Kevin Leete and Faculty Mentor: Dr. Kent Gee, Physics and Astronomy
When a shock wave reflects off a rigid surface with certain combinations of incident shock strength and angle, a Mach reflection can occur. This is when portions of the incident and reflected waves merge to create a stronger shock called a Mach stem that travels parallel to the reflecting surface. This phenomenon has been studied extensively for two extreme cases: large outdoor explosions and small, laboratory experiments of weak shocks. The purpose of this project was to design and execute an outdoor experiment where this phenomenon could be observed by microphones as well as high speed video imaging to detect the distance from the source where Mach stem formation occurs.
The experiment conducted consisted of the detonation of 25 large, spherical balloons which were filled with a balanced mixture of acetylene and oxygen. The experiment configuration is displayed in figure 1. A tripod mounted metal cradle held the balloons a fixed distance above the pavement.

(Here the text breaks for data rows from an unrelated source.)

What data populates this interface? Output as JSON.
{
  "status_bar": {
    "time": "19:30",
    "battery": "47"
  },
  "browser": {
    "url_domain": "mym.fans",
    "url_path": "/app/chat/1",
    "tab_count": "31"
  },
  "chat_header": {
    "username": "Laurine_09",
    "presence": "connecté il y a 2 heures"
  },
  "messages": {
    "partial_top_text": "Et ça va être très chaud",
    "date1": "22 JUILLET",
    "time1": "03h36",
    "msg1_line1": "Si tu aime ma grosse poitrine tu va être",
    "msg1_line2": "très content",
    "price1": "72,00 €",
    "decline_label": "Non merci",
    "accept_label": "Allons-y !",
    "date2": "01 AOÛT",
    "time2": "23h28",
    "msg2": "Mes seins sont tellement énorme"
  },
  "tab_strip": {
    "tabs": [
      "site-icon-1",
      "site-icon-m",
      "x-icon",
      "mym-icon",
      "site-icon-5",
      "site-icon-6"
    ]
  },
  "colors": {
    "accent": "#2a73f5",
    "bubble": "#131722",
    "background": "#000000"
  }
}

Two pressure probes were located on tripods at fixed distances at about 45° on either side of the propagation line to be used as references. Over the 25 detonations, the mean peak sound pressure levels were 194.2 and 195.6 dB re 20 μPa. A tripod with an array of pressure microphones attached at several different heights was placed at 15 different locations throughout the test to scan the length of the propagation line. An additional probe was attached to the end of a tripod with an adjustable boom arm to provide additional resolution at areas of interest.
To visualize the shockwave propagation, a high-speed camera recorded four separate regions along the propagation line. In these regions, a checkerboard backdrop was placed behind the propagation line to provide additional contrast for the camera. In post processing, the position of the shock is emphasized by subtracting the pixel values of two adjacent frames of the video. These difference images were then converted to grayscale and their histograms readjusted so that all pixels above a certain threshold value were saturated to white and all remaining pixel values were linearly distributed from black to white. A median filter in a five by five pixel neighborhood was then applied to reduce noise. The position of the shock could then be seen in the video. Figure 2 shows a few frames of the processed video.
At each microphone location, analysis of the pressure waveform could give whether or not a Mach stem had passed over that point, which in turn allowed for me to graph the height of the Mach stem as a function of distance that the shock had propagated from the explosion. This data was least squares fit to a cubic polynomial and extrapolated back to the ground to determine where the Mach stem first formed.
Two models were used to determine the Mach stem formation point and thereafter compared to my experimental data. One model, derived for very weak shocks generated in a laboratory setting, is dependent on calculating a parameter from the properties of the shock front. The second model depends on scaling the explosive yield of the source to an equivalent yield in kilotons of TNT and comparing to many other scaled explosions. These two models were compared to our experimental results. The model that was based off of an analytic solution for very weak shocks overestimated the Mach stem formation distance, while the model derived from empirical fits to large scale explosions underestimates the measured value.
The strength of this project was that I was able to use acoustical and visual recordings which confirmed each other to map out how the Mach stem developed as it propagated away from the explosion. However, there were several methods that, if I were to repeat the experiment, would do better. This was our first attempt at high speed video recording, and even with the signal processing techniques used, it was still difficult to see the shock wave in the video. There are more advanced techniques such as Schleiren imaging that could yield much clearer results that we could implement in the future. To see the full explanation and analysis that was completed, see the paper that we published as a result of this project, called “Mach stem formation in outdoor measurements of acoustic shocks”.i
Figure 1 ) Mach-stem experiment setup with 1) gas-filled balloon in its metal cradle at z = 1.8 m; 2) two reference pressure gauges at 1.35 and 1.27 m; 3) vertical array of GRAS pressure microphones; 4) pressure probe attached to adjustable boom arm; 5) Phantom high-speed camera; 6) high-contrast checkerboard backdrop; 7) Line of propagation (x-axis). (Inset) balloon explosion.
Figure 2) Three frames of the processed high speed video. The shocks can be seen propagating from the left to the right with the reflected shock starting to merge with the incident shock to create the “Y” pattern of a Mach stem.
i K. M. Leete, K. L. Gee, T. B. Neilsen, T.T. Truscott, “Mach stem formation in outdoor measurements of acoustic shocks”, J. Acoust. Soc. Am. 138, EL522 (2015); http://dx.doi.org/10.1121/1.4937745